- SCP-1879 ("Indoor Salesman"). SCP-1879 is a man who appears inside a person's house and tries to sell them something. The price he asks in return is sometimes intangible, such as "12 years of your time". When the person agreed, they disappeared for 12 years. When they reappeared they were the same as when they vanished, with no memory of the intervening time.
- SCP-2523 ("Goblin Market") . The workers in SCP-2523 sell anomalous Halloween items in exchange for such things as "The memory of a childhood family trip", "The ability to sing" and "Empathy".

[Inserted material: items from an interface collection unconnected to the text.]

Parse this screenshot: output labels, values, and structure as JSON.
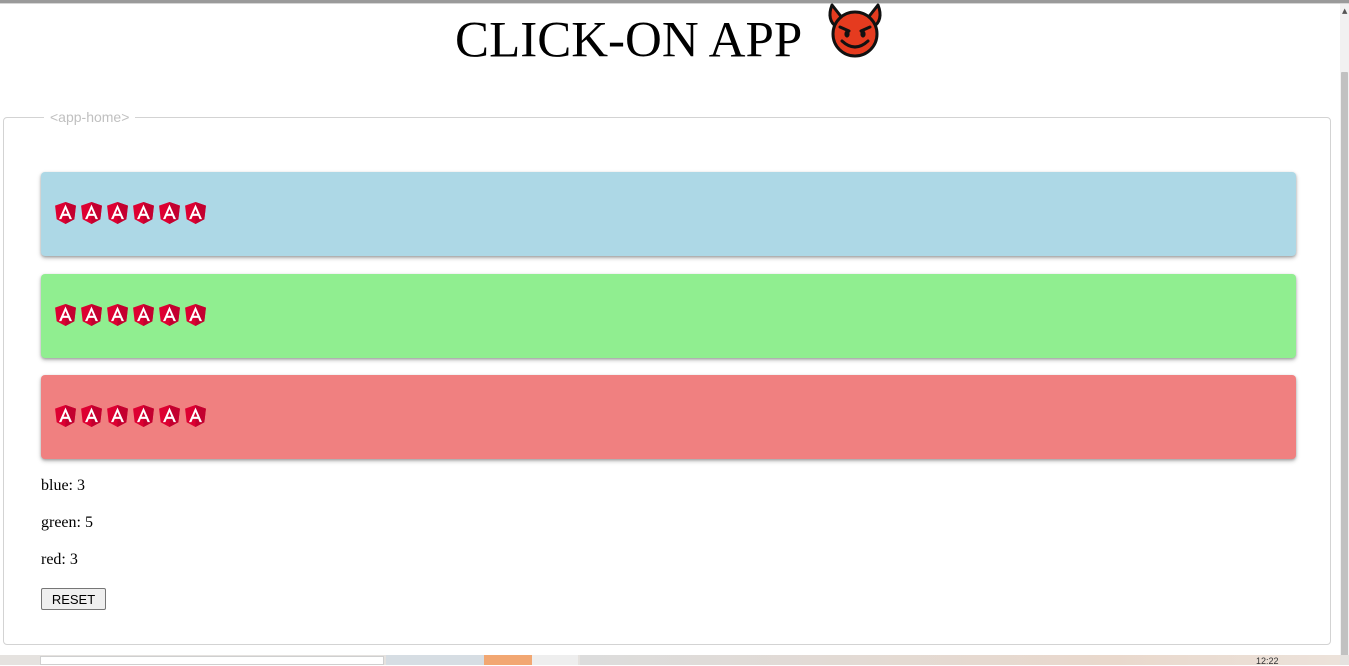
{
  "header": {
    "title": "CLICK-ON APP",
    "icon": "smiling-devil-emoji"
  },
  "component": {
    "tag": "<app-home>"
  },
  "panels": [
    {
      "color_name": "blue",
      "color": "#add8e6",
      "icon": "angular-logo-icon",
      "icon_count": 6
    },
    {
      "color_name": "green",
      "color": "#90ee90",
      "icon": "angular-logo-icon",
      "icon_count": 6
    },
    {
      "color_name": "red",
      "color": "#f08080",
      "icon": "angular-logo-icon",
      "icon_count": 6
    }
  ],
  "counters": [
    {
      "label": "blue: 3"
    },
    {
      "label": "green: 5"
    },
    {
      "label": "red: 3"
    }
  ],
  "reset_button": {
    "label": "RESET"
  },
  "colors": {
    "angular_red": "#dd0031",
    "angular_dark": "#c3002f"
  },
  "taskbar": {
    "clock": "12:22"
  }
}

- "SCP-2557, A Holding of Envelope Logistics®" is one of these itself, with the concept of it as a set of containment procedures being sold to an extradimensional banking firm. The article contains testionials from other investors who have made bank by trading on things such as "cancer rates in Selkirk, Manitoba", "the effectiveness of new HR policies at E.I. du Pont de Nemours and Company", and "Tony Blair's poltical career".
- SCP-2791 ("Fauste Bank plc"). The entities involved in SCP-2791 sometimes demand non-tangible things as part of their Deal with the Devil, such as the memories of the summoner's name or a period of torment after death.
- In the Metamor City story "Whispers in the Wood" Abbie Preston trades a song to a greater Fae in exchange for the answers to three questions, and only afterwards realizes that the price included her memory of the song as well.
- In Adventure Time, Marceline's childhood stuffed toy Hambo is used as a component to power a portal for Simon Petrikov to reach Betty Grof.
- On Gargoyles The Weird Sisters oversaw a covenant between Macbeth and Demona. He would give his youth in return for her being able to fight for him. Both would share the other's pain as a side effect, and each would have Complete Immortality until slayer by the other.
- One Rick and Morty episode involved a shop run by the devil. Everything was free in terms of money, but each item came with an unadvertised curse. For example, one artifact increased libido at the price of impotence. Out of spite, Rick set up a shop across the street that reversed these negative side effects for a trivial amount of money.
- In Family Guy, when Brian and Stewie try to rent a helicopter, the shop accepts cash, check or a "jaunty tune". Now guess with what they pay.